Interface dataset entries
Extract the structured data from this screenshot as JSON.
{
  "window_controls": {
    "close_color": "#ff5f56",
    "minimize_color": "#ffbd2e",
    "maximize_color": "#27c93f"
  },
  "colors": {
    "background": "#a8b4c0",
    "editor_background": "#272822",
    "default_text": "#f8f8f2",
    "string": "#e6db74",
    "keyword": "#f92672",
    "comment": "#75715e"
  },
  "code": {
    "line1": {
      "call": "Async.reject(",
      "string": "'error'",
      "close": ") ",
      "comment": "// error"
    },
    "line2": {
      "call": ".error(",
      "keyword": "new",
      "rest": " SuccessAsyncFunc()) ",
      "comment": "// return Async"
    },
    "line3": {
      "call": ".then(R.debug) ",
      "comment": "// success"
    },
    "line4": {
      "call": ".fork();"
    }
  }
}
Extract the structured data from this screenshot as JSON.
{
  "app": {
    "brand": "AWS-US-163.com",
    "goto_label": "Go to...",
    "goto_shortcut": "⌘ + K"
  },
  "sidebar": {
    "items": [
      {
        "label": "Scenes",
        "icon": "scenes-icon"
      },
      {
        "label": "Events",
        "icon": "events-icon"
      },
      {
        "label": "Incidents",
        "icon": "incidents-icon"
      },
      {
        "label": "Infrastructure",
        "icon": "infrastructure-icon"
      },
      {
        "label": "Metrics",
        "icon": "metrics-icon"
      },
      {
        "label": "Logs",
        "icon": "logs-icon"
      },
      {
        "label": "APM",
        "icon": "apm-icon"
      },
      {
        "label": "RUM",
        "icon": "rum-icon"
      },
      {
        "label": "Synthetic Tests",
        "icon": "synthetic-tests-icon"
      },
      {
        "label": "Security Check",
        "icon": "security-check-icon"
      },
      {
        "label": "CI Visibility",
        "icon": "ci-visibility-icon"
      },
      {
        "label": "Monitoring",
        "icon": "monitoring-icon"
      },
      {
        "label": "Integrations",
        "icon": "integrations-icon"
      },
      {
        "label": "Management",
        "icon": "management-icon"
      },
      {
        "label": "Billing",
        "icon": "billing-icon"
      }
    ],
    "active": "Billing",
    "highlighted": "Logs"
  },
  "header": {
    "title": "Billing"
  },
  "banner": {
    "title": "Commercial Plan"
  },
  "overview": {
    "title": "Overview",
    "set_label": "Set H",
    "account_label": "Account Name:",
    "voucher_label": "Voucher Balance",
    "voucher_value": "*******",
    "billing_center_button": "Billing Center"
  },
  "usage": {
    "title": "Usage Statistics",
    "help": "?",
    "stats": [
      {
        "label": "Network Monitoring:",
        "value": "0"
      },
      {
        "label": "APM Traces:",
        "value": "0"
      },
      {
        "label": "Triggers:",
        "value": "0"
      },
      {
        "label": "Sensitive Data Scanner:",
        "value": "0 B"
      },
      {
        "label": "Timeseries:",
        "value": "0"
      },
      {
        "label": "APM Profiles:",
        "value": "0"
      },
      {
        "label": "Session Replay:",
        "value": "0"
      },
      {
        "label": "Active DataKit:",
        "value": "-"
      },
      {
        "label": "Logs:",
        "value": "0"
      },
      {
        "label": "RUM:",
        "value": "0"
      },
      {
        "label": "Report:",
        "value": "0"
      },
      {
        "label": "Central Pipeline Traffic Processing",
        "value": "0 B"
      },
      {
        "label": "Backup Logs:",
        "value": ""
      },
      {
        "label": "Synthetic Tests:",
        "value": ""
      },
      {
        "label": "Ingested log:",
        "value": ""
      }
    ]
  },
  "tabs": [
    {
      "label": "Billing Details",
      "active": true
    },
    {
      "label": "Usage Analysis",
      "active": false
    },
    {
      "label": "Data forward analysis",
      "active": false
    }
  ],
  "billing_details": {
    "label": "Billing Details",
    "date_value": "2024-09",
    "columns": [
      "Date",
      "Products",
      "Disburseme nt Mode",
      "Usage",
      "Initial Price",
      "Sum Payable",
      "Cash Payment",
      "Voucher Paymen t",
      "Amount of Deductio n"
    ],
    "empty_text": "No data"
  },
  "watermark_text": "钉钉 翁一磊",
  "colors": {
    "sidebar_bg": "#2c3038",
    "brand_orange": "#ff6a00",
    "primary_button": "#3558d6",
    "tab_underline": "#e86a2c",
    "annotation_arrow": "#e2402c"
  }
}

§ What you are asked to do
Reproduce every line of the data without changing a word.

§ Solution to this exercise
Extract the structured data from this screenshot as JSON.
{
  "window_controls": {
    "close_color": "#ff5f56",
    "minimize_color": "#ffbd2e",
    "maximize_color": "#27c93f"
  },
  "colors": {
    "background": "#a8b4c0",
    "editor_background": "#272822",
    "default_text": "#f8f8f2",
    "string": "#e6db74",
    "keyword": "#f92672",
    "comment": "#75715e"
  },
  "code": {
    "line1": {
      "call": "Async.reject(",
      "string": "'error'",
      "close": ") ",
      "comment": "// error"
    },
    "line2": {
      "call": ".error(",
      "keyword": "new",
      "rest": " SuccessAsyncFunc()) ",
      "comment": "// return Async"
    },
    "line3": {
      "call": ".then(R.debug) ",
      "comment": "// success"
    },
    "line4": {
      "call": ".fork();"
    }
  }
}
Extract the structured data from this screenshot as JSON.
{
  "app": {
    "brand": "AWS-US-163.com",
    "goto_label": "Go to...",
    "goto_shortcut": "⌘ + K"
  },
  "sidebar": {
    "items": [
      {
        "label": "Scenes",
        "icon": "scenes-icon"
      },
      {
        "label": "Events",
        "icon": "events-icon"
      },
      {
        "label": "Incidents",
        "icon": "incidents-icon"
      },
      {
        "label": "Infrastructure",
        "icon": "infrastructure-icon"
      },
      {
        "label": "Metrics",
        "icon": "metrics-icon"
      },
      {
        "label": "Logs",
        "icon": "logs-icon"
      },
      {
        "label": "APM",
        "icon": "apm-icon"
      },
      {
        "label": "RUM",
        "icon": "rum-icon"
      },
      {
        "label": "Synthetic Tests",
        "icon": "synthetic-tests-icon"
      },
      {
        "label": "Security Check",
        "icon": "security-check-icon"
      },
      {
        "label": "CI Visibility",
        "icon": "ci-visibility-icon"
      },
      {
        "label": "Monitoring",
        "icon": "monitoring-icon"
      },
      {
        "label": "Integrations",
        "icon": "integrations-icon"
      },
      {
        "label": "Management",
        "icon": "management-icon"
      },
      {
        "label": "Billing",
        "icon": "billing-icon"
      }
    ],
    "active": "Billing",
    "highlighted": "Logs"
  },
  "header": {
    "title": "Billing"
  },
  "banner": {
    "title": "Commercial Plan"
  },
  "overview": {
    "title": "Overview",
    "set_label": "Set H",
    "account_label": "Account Name:",
    "voucher_label": "Voucher Balance",
    "voucher_value": "*******",
    "billing_center_button": "Billing Center"
  },
  "usage": {
    "title": "Usage Statistics",
    "help": "?",
    "stats": [
      {
        "label": "Network Monitoring:",
        "value": "0"
      },
      {
        "label": "APM Traces:",
        "value": "0"
      },
      {
        "label": "Triggers:",
        "value": "0"
      },
      {
        "label": "Sensitive Data Scanner:",
        "value": "0 B"
      },
      {
        "label": "Timeseries:",
        "value": "0"
      },
      {
        "label": "APM Profiles:",
        "value": "0"
      },
      {
        "label": "Session Replay:",
        "value": "0"
      },
      {
        "label": "Active DataKit:",
        "value": "-"
      },
      {
        "label": "Logs:",
        "value": "0"
      },
      {
        "label": "RUM:",
        "value": "0"
      },
      {
        "label": "Report:",
        "value": "0"
      },
      {
        "label": "Central Pipeline Traffic Processing",
        "value": "0 B"
      },
      {
        "label": "Backup Logs:",
        "value": ""
      },
      {
        "label": "Synthetic Tests:",
        "value": ""
      },
      {
        "label": "Ingested log:",
        "value": ""
      }
    ]
  },
  "tabs": [
    {
      "label": "Billing Details",
      "active": true
    },
    {
      "label": "Usage Analysis",
      "active": false
    },
    {
      "label": "Data forward analysis",
      "active": false
    }
  ],
  "billing_details": {
    "label": "Billing Details",
    "date_value": "2024-09",
    "columns": [
      "Date",
      "Products",
      "Disburseme nt Mode",
      "Usage",
      "Initial Price",
      "Sum Payable",
      "Cash Payment",
      "Voucher Paymen t",
      "Amount of Deductio n"
    ],
    "empty_text": "No data"
  },
  "watermark_text": "钉钉 翁一磊",
  "colors": {
    "sidebar_bg": "#2c3038",
    "brand_orange": "#ff6a00",
    "primary_button": "#3558d6",
    "tab_underline": "#e86a2c",
    "annotation_arrow": "#e2402c"
  }
}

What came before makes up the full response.